▶ WHAT TO DO
Working from the entries that follow, retype each one without any alteration.

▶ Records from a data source
————————

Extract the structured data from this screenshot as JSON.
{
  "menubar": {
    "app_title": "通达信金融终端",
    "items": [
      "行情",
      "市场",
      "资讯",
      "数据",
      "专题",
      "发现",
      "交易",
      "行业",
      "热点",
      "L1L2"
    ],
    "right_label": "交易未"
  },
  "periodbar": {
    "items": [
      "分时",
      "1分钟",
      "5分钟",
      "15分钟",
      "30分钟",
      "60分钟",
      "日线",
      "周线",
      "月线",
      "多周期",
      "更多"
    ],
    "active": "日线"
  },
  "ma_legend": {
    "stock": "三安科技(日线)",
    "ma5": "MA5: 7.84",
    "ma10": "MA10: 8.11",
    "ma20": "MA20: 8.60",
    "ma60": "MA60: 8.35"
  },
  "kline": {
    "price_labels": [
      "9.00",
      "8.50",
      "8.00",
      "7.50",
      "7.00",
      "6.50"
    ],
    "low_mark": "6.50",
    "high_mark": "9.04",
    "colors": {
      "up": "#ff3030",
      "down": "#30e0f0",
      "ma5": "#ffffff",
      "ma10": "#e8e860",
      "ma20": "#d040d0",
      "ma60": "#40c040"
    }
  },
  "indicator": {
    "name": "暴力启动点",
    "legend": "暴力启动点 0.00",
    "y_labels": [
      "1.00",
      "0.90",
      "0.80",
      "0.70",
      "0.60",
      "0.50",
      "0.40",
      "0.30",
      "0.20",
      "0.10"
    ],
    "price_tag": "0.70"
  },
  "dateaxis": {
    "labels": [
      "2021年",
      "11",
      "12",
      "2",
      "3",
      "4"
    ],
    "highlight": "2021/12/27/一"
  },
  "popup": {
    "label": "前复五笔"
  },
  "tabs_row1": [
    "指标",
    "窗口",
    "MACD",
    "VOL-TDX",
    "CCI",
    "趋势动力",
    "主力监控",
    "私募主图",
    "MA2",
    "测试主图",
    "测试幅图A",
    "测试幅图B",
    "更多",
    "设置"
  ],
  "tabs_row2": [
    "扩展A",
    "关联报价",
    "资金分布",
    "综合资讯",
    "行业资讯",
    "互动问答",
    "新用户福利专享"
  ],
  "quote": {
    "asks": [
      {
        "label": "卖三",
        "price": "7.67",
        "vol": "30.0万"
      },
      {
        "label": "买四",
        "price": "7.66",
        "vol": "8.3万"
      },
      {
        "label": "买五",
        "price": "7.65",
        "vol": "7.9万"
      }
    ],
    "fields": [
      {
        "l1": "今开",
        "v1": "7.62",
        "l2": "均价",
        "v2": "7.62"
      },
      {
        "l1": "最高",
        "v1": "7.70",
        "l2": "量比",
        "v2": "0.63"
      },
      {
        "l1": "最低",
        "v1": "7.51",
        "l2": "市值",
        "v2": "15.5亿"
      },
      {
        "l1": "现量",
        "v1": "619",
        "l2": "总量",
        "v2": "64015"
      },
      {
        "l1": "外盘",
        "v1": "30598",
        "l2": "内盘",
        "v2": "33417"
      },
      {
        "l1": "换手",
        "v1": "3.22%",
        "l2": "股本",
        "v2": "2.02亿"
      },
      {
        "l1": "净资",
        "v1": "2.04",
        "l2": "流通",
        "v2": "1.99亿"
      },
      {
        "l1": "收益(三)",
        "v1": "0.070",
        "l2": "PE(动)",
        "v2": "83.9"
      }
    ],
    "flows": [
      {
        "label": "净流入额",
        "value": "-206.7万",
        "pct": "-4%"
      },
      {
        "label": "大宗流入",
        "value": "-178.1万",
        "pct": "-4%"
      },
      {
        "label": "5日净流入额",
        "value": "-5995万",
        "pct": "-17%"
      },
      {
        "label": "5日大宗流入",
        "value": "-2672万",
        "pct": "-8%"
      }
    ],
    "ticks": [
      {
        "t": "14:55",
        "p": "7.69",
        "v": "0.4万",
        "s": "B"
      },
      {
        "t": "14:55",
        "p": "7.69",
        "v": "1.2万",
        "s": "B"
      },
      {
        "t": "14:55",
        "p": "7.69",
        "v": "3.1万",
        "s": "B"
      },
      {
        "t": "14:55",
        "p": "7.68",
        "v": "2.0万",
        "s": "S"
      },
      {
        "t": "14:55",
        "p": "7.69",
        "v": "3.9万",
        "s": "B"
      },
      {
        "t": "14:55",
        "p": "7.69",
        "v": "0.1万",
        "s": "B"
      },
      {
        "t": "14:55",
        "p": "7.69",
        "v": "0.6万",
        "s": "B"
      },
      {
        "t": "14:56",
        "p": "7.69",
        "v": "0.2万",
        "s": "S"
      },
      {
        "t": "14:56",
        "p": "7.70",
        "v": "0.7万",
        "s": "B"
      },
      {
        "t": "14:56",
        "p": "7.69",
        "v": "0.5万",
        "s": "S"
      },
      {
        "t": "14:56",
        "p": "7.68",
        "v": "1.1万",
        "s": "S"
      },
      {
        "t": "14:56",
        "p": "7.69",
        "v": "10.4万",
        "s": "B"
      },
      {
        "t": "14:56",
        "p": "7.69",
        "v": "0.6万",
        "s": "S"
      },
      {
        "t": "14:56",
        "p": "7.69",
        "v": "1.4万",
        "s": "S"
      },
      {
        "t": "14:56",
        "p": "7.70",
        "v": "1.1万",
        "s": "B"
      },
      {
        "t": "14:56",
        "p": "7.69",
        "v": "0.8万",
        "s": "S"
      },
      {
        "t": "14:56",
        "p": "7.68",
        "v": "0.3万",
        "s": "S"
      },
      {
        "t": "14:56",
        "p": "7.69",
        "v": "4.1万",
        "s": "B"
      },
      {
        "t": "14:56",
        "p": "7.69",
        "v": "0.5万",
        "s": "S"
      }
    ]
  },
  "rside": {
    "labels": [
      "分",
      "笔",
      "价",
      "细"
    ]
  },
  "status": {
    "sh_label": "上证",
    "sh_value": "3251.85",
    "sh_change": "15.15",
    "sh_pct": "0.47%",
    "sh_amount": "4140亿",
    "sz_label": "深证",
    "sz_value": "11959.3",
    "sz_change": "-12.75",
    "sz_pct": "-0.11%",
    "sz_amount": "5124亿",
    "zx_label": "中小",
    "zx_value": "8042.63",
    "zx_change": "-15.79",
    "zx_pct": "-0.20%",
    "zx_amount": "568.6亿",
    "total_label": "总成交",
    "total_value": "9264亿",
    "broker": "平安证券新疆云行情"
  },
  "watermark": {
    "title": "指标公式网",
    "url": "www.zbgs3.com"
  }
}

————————

▶ ANSWER FOR THE TASK
Extract the structured data from this screenshot as JSON.
{
  "menubar": {
    "app_title": "通达信金融终端",
    "items": [
      "行情",
      "市场",
      "资讯",
      "数据",
      "专题",
      "发现",
      "交易",
      "行业",
      "热点",
      "L1L2"
    ],
    "right_label": "交易未"
  },
  "periodbar": {
    "items": [
      "分时",
      "1分钟",
      "5分钟",
      "15分钟",
      "30分钟",
      "60分钟",
      "日线",
      "周线",
      "月线",
      "多周期",
      "更多"
    ],
    "active": "日线"
  },
  "ma_legend": {
    "stock": "三安科技(日线)",
    "ma5": "MA5: 7.84",
    "ma10": "MA10: 8.11",
    "ma20": "MA20: 8.60",
    "ma60": "MA60: 8.35"
  },
  "kline": {
    "price_labels": [
      "9.00",
      "8.50",
      "8.00",
      "7.50",
      "7.00",
      "6.50"
    ],
    "low_mark": "6.50",
    "high_mark": "9.04",
    "colors": {
      "up": "#ff3030",
      "down": "#30e0f0",
      "ma5": "#ffffff",
      "ma10": "#e8e860",
      "ma20": "#d040d0",
      "ma60": "#40c040"
    }
  },
  "indicator": {
    "name": "暴力启动点",
    "legend": "暴力启动点 0.00",
    "y_labels": [
      "1.00",
      "0.90",
      "0.80",
      "0.70",
      "0.60",
      "0.50",
      "0.40",
      "0.30",
      "0.20",
      "0.10"
    ],
    "price_tag": "0.70"
  },
  "dateaxis": {
    "labels": [
      "2021年",
      "11",
      "12",
      "2",
      "3",
      "4"
    ],
    "highlight": "2021/12/27/一"
  },
  "popup": {
    "label": "前复五笔"
  },
  "tabs_row1": [
    "指标",
    "窗口",
    "MACD",
    "VOL-TDX",
    "CCI",
    "趋势动力",
    "主力监控",
    "私募主图",
    "MA2",
    "测试主图",
    "测试幅图A",
    "测试幅图B",
    "更多",
    "设置"
  ],
  "tabs_row2": [
    "扩展A",
    "关联报价",
    "资金分布",
    "综合资讯",
    "行业资讯",
    "互动问答",
    "新用户福利专享"
  ],
  "quote": {
    "asks": [
      {
        "label": "卖三",
        "price": "7.67",
        "vol": "30.0万"
      },
      {
        "label": "买四",
        "price": "7.66",
        "vol": "8.3万"
      },
      {
        "label": "买五",
        "price": "7.65",
        "vol": "7.9万"
      }
    ],
    "fields": [
      {
        "l1": "今开",
        "v1": "7.62",
        "l2": "均价",
        "v2": "7.62"
      },
      {
        "l1": "最高",
        "v1": "7.70",
        "l2": "量比",
        "v2": "0.63"
      },
      {
        "l1": "最低",
        "v1": "7.51",
        "l2": "市值",
        "v2": "15.5亿"
      },
      {
        "l1": "现量",
        "v1": "619",
        "l2": "总量",
        "v2": "64015"
      },
      {
        "l1": "外盘",
        "v1": "30598",
        "l2": "内盘",
        "v2": "33417"
      },
      {
        "l1": "换手",
        "v1": "3.22%",
        "l2": "股本",
        "v2": "2.02亿"
      },
      {
        "l1": "净资",
        "v1": "2.04",
        "l2": "流通",
        "v2": "1.99亿"
      },
      {
        "l1": "收益(三)",
        "v1": "0.070",
        "l2": "PE(动)",
        "v2": "83.9"
      }
    ],
    "flows": [
      {
        "label": "净流入额",
        "value": "-206.7万",
        "pct": "-4%"
      },
      {
        "label": "大宗流入",
        "value": "-178.1万",
        "pct": "-4%"
      },
      {
        "label": "5日净流入额",
        "value": "-5995万",
        "pct": "-17%"
      },
      {
        "label": "5日大宗流入",
        "value": "-2672万",
        "pct": "-8%"
      }
    ],
    "ticks": [
      {
        "t": "14:55",
        "p": "7.69",
        "v": "0.4万",
        "s": "B"
      },
      {
        "t": "14:55",
        "p": "7.69",
        "v": "1.2万",
        "s": "B"
      },
      {
        "t": "14:55",
        "p": "7.69",
        "v": "3.1万",
        "s": "B"
      },
      {
        "t": "14:55",
        "p": "7.68",
        "v": "2.0万",
        "s": "S"
      },
      {
        "t": "14:55",
        "p": "7.69",
        "v": "3.9万",
        "s": "B"
      },
      {
        "t": "14:55",
        "p": "7.69",
        "v": "0.1万",
        "s": "B"
      },
      {
        "t": "14:55",
        "p": "7.69",
        "v": "0.6万",
        "s": "B"
      },
      {
        "t": "14:56",
        "p": "7.69",
        "v": "0.2万",
        "s": "S"
      },
      {
        "t": "14:56",
        "p": "7.70",
        "v": "0.7万",
        "s": "B"
      },
      {
        "t": "14:56",
        "p": "7.69",
        "v": "0.5万",
        "s": "S"
      },
      {
        "t": "14:56",
        "p": "7.68",
        "v": "1.1万",
        "s": "S"
      },
      {
        "t": "14:56",
        "p": "7.69",
        "v": "10.4万",
        "s": "B"
      },
      {
        "t": "14:56",
        "p": "7.69",
        "v": "0.6万",
        "s": "S"
      },
      {
        "t": "14:56",
        "p": "7.69",
        "v": "1.4万",
        "s": "S"
      },
      {
        "t": "14:56",
        "p": "7.70",
        "v": "1.1万",
        "s": "B"
      },
      {
        "t": "14:56",
        "p": "7.69",
        "v": "0.8万",
        "s": "S"
      },
      {
        "t": "14:56",
        "p": "7.68",
        "v": "0.3万",
        "s": "S"
      },
      {
        "t": "14:56",
        "p": "7.69",
        "v": "4.1万",
        "s": "B"
      },
      {
        "t": "14:56",
        "p": "7.69",
        "v": "0.5万",
        "s": "S"
      }
    ]
  },
  "rside": {
    "labels": [
      "分",
      "笔",
      "价",
      "细"
    ]
  },
  "status": {
    "sh_label": "上证",
    "sh_value": "3251.85",
    "sh_change": "15.15",
    "sh_pct": "0.47%",
    "sh_amount": "4140亿",
    "sz_label": "深证",
    "sz_value": "11959.3",
    "sz_change": "-12.75",
    "sz_pct": "-0.11%",
    "sz_amount": "5124亿",
    "zx_label": "中小",
    "zx_value": "8042.63",
    "zx_change": "-15.79",
    "zx_pct": "-0.20%",
    "zx_amount": "568.6亿",
    "total_label": "总成交",
    "total_value": "9264亿",
    "broker": "平安证券新疆云行情"
  },
  "watermark": {
    "title": "指标公式网",
    "url": "www.zbgs3.com"
  }
}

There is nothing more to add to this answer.